The head of Google's Android Open Source Project (AOSP), Jean-Baptiste Queru, made an interesting proposal recently. He added a new device to the AOSP repository, but this is no Nexus variant. Queru created an empty git project for the Sony Xperia S, but he needs the community to get behind the initiative. This will be the first device not designed under Google's supervision to be supported under AOSP, and that could be a big deal.


AOSP has been getting more robust as time drags on. Back in the pre-Froyo days there was only a little usable code posted for hardware targets, but more recent Android releases have included exact source files. The CDMA Nexus devices on ICS even have some proprietary code included for the wireless radios. AOSP was always designed to support third-party hardware targets, but the Xperia S will be the first.

So why the Xperia S? JBQ referred to it as a powerful GSM phone with an unlockable bootloader from a company that has been very friendly to AOSP. I suspect that last bit is the important part. This isn't the first time Queru has spoken highly of the company. Back in April he commended Sony for getting Android 4.0 out the door on the Tablet S so fast. He also mentioned that Sony has contributed a lot of code back to AOSP. That would seem to make the Xperia S a great candidate for AOSP support.

If this project does take off, there is no guarantee of a usable stock Android build spontaneously appearing. This is a purely open source project that will mainly be used to learn about how Android can grow and change. As JBQ said, this is going to be about "bleeding edge" software - not stability. For instance, there might be hardware that doesn't quite work without some proprietary software. With that in mind, JBQ was careful to remind folks not to upload code to the project that they don't own. Perhaps Sony's good will toward AOSP in the past means that won't be an issue, and the company may even decide to support the project and contribute code itself.


Plenty of users are anxious to see this project work - it could mean more devices get solid stock Android support and faster updates from the community in the future.
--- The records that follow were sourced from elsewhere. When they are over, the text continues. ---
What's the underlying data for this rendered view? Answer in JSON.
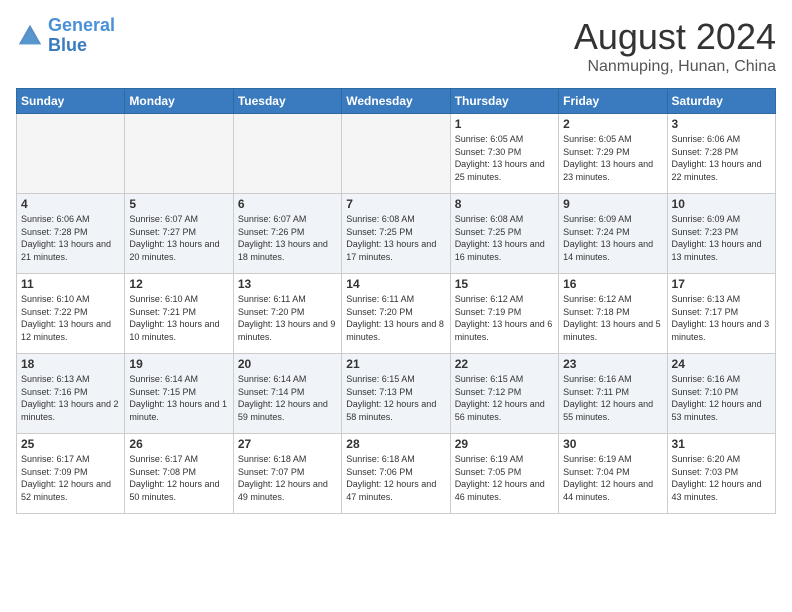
{
  "header": {
    "logo_line1": "General",
    "logo_line2": "Blue",
    "month": "August 2024",
    "location": "Nanmuping, Hunan, China"
  },
  "days_of_week": [
    "Sunday",
    "Monday",
    "Tuesday",
    "Wednesday",
    "Thursday",
    "Friday",
    "Saturday"
  ],
  "weeks": [
    [
      {
        "day": "",
        "empty": true
      },
      {
        "day": "",
        "empty": true
      },
      {
        "day": "",
        "empty": true
      },
      {
        "day": "",
        "empty": true
      },
      {
        "day": "1",
        "sunrise": "6:05 AM",
        "sunset": "7:30 PM",
        "daylight": "13 hours and 25 minutes."
      },
      {
        "day": "2",
        "sunrise": "6:05 AM",
        "sunset": "7:29 PM",
        "daylight": "13 hours and 23 minutes."
      },
      {
        "day": "3",
        "sunrise": "6:06 AM",
        "sunset": "7:28 PM",
        "daylight": "13 hours and 22 minutes."
      }
    ],
    [
      {
        "day": "4",
        "sunrise": "6:06 AM",
        "sunset": "7:28 PM",
        "daylight": "13 hours and 21 minutes."
      },
      {
        "day": "5",
        "sunrise": "6:07 AM",
        "sunset": "7:27 PM",
        "daylight": "13 hours and 20 minutes."
      },
      {
        "day": "6",
        "sunrise": "6:07 AM",
        "sunset": "7:26 PM",
        "daylight": "13 hours and 18 minutes."
      },
      {
        "day": "7",
        "sunrise": "6:08 AM",
        "sunset": "7:25 PM",
        "daylight": "13 hours and 17 minutes."
      },
      {
        "day": "8",
        "sunrise": "6:08 AM",
        "sunset": "7:25 PM",
        "daylight": "13 hours and 16 minutes."
      },
      {
        "day": "9",
        "sunrise": "6:09 AM",
        "sunset": "7:24 PM",
        "daylight": "13 hours and 14 minutes."
      },
      {
        "day": "10",
        "sunrise": "6:09 AM",
        "sunset": "7:23 PM",
        "daylight": "13 hours and 13 minutes."
      }
    ],
    [
      {
        "day": "11",
        "sunrise": "6:10 AM",
        "sunset": "7:22 PM",
        "daylight": "13 hours and 12 minutes."
      },
      {
        "day": "12",
        "sunrise": "6:10 AM",
        "sunset": "7:21 PM",
        "daylight": "13 hours and 10 minutes."
      },
      {
        "day": "13",
        "sunrise": "6:11 AM",
        "sunset": "7:20 PM",
        "daylight": "13 hours and 9 minutes."
      },
      {
        "day": "14",
        "sunrise": "6:11 AM",
        "sunset": "7:20 PM",
        "daylight": "13 hours and 8 minutes."
      },
      {
        "day": "15",
        "sunrise": "6:12 AM",
        "sunset": "7:19 PM",
        "daylight": "13 hours and 6 minutes."
      },
      {
        "day": "16",
        "sunrise": "6:12 AM",
        "sunset": "7:18 PM",
        "daylight": "13 hours and 5 minutes."
      },
      {
        "day": "17",
        "sunrise": "6:13 AM",
        "sunset": "7:17 PM",
        "daylight": "13 hours and 3 minutes."
      }
    ],
    [
      {
        "day": "18",
        "sunrise": "6:13 AM",
        "sunset": "7:16 PM",
        "daylight": "13 hours and 2 minutes."
      },
      {
        "day": "19",
        "sunrise": "6:14 AM",
        "sunset": "7:15 PM",
        "daylight": "13 hours and 1 minute."
      },
      {
        "day": "20",
        "sunrise": "6:14 AM",
        "sunset": "7:14 PM",
        "daylight": "12 hours and 59 minutes."
      },
      {
        "day": "21",
        "sunrise": "6:15 AM",
        "sunset": "7:13 PM",
        "daylight": "12 hours and 58 minutes."
      },
      {
        "day": "22",
        "sunrise": "6:15 AM",
        "sunset": "7:12 PM",
        "daylight": "12 hours and 56 minutes."
      },
      {
        "day": "23",
        "sunrise": "6:16 AM",
        "sunset": "7:11 PM",
        "daylight": "12 hours and 55 minutes."
      },
      {
        "day": "24",
        "sunrise": "6:16 AM",
        "sunset": "7:10 PM",
        "daylight": "12 hours and 53 minutes."
      }
    ],
    [
      {
        "day": "25",
        "sunrise": "6:17 AM",
        "sunset": "7:09 PM",
        "daylight": "12 hours and 52 minutes."
      },
      {
        "day": "26",
        "sunrise": "6:17 AM",
        "sunset": "7:08 PM",
        "daylight": "12 hours and 50 minutes."
      },
      {
        "day": "27",
        "sunrise": "6:18 AM",
        "sunset": "7:07 PM",
        "daylight": "12 hours and 49 minutes."
      },
      {
        "day": "28",
        "sunrise": "6:18 AM",
        "sunset": "7:06 PM",
        "daylight": "12 hours and 47 minutes."
      },
      {
        "day": "29",
        "sunrise": "6:19 AM",
        "sunset": "7:05 PM",
        "daylight": "12 hours and 46 minutes."
      },
      {
        "day": "30",
        "sunrise": "6:19 AM",
        "sunset": "7:04 PM",
        "daylight": "12 hours and 44 minutes."
      },
      {
        "day": "31",
        "sunrise": "6:20 AM",
        "sunset": "7:03 PM",
        "daylight": "12 hours and 43 minutes."
      }
    ]
  ]
}
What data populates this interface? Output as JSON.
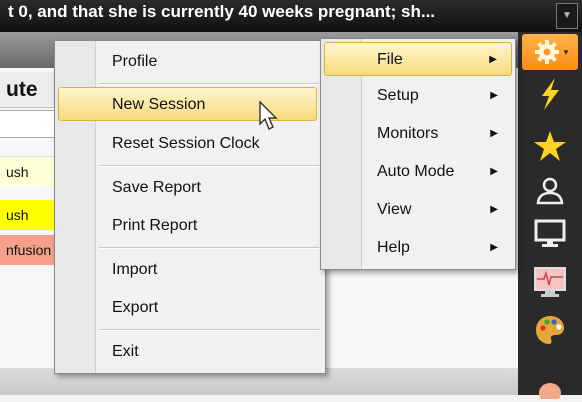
{
  "banner": {
    "text": "t 0, and that she is currently 40 weeks pregnant; sh...",
    "dropdown_glyph": "▼"
  },
  "background": {
    "column_title": "ute",
    "cells": [
      "ush",
      "ush",
      "nfusion"
    ]
  },
  "context_menu": {
    "items": [
      {
        "label": "Profile"
      },
      {
        "label": "New Session",
        "highlighted": true
      },
      {
        "label": "Reset Session Clock"
      },
      {
        "label": "Save Report"
      },
      {
        "label": "Print Report"
      },
      {
        "label": "Import"
      },
      {
        "label": "Export"
      },
      {
        "label": "Exit"
      }
    ]
  },
  "main_menu": {
    "items": [
      {
        "label": "File",
        "highlighted": true
      },
      {
        "label": "Setup"
      },
      {
        "label": "Monitors"
      },
      {
        "label": "Auto Mode"
      },
      {
        "label": "View"
      },
      {
        "label": "Help"
      }
    ],
    "submenu_arrow": "▶"
  },
  "toolbar": {
    "icons": [
      "gear-icon",
      "lightning-icon",
      "star-icon",
      "user-icon",
      "monitor-icon",
      "ecg-monitor-icon",
      "palette-icon",
      "hand-icon"
    ]
  },
  "colors": {
    "highlight_top": "#fff6cf",
    "highlight_bottom": "#f6da7c",
    "toolbar_bg": "#2a2a2a",
    "star": "#ffd21f"
  }
}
This move is also spurring on talk of a possible Sony Nexus device among users. I'm not necessarily sold on that angle, but Samsung has already had a good long run. Maybe Google is looking to distance itself from the Apple-Samsung patent battle and this is just the first step.

[Google Groups]

Ryan Whitwam
Ryan is a tech/science writer, skeptic, lover of all things electronic, and Android fan. In his spare time he reads golden-age sci-fi and sleeps, but rarely at the same time. His wife tolerates him as few would.

He's the author of a sci-fi novel called The Crooked City, which is available on Amazon and Google Play. http://goo.gl/WQIXBM

  • http://www.facebook.com/wrg25 Will Gonzalez

    i'm all in on a possible Nexus Device....... crossing my fingers

  • Brfield

    Hopefully the trend continues with further devices. Would love to see a lot of 3rd party phones in the AOSP git.

  • Gav456

    I, for one, would love to see this take off, and for the OEMs doing it to see noticeable sales increase. It's a shame that that's what it will take for manufacturers to see what (power) users want from android. Would be nice, eventually, to be able to choose either skinned or vanilla.

  • ConCal

    I would have never guessed they would chose that phone. I hope to see this happen with other phones.

  • RedPandaAlex

    I wouldn't rule out a Sony nexus device because three have good unique hardware design, but I think where Google and Sony really need each other is home entertainment. Sony needs a stronger apps ecosystem for the ps4 to compete with microsoft and Google needs wider reach for Google TV. I'm guessing it will be integrated into the ps4. And for that reason Google's relationship with Sony will really grow.

  • GazaIan

    You know what would be cool? What If Google picked up devices for AOSP that manufacturers are too lazy to support? It could be like an official Cyanogenmod, minus the Cyanogen stuff. Shitloads of updates for several devices, all thanks to Google and our developer community.

    • Drayon

      Or an universal android aosp code that would work on any android device in the same way as windows can work on any pc.
      I know it will require a shtload of work, but this brings that dream just a little bit closer.

      • http://www.facebook.com/ngomac Chisanga Ng’oma

        I agree so much with you here, I wish it could come to that, where android and windows are delivered the same way. I'm no coder so I couldn't comment, but that has to be something Google should consider working towards.

  • Leon

    Just when i buy a xperia s. Awesome!

  • Joephus

    If Google bought Motorola... wouldn't they make a Motorola Nexus????

    • Ron Amadeo

      Why? What would the benefit of that be? Motorola will already do everything Google wants.

      You want someone like Samsung to do the Nexus device. A company that doesn't traditionally listen to you. Everything Motorola makes will (eventually) already be a Nexus device in everything but name.

      • Joephus

        I was just asking...

  • horaz

    The main problem with locked boot loaders is that bl don't boot unsigned roms. If Google sponsor AOSP projects for some devices, they simply can ask the manufacturer to sign the AOSP ROM.
    The "security reason" to not unlock the bootloader doesn't matter. Like "hi, I'm google, I made this ROM for your locked device, don't unlock the phone, just sign the ROM".

    Will be a good start.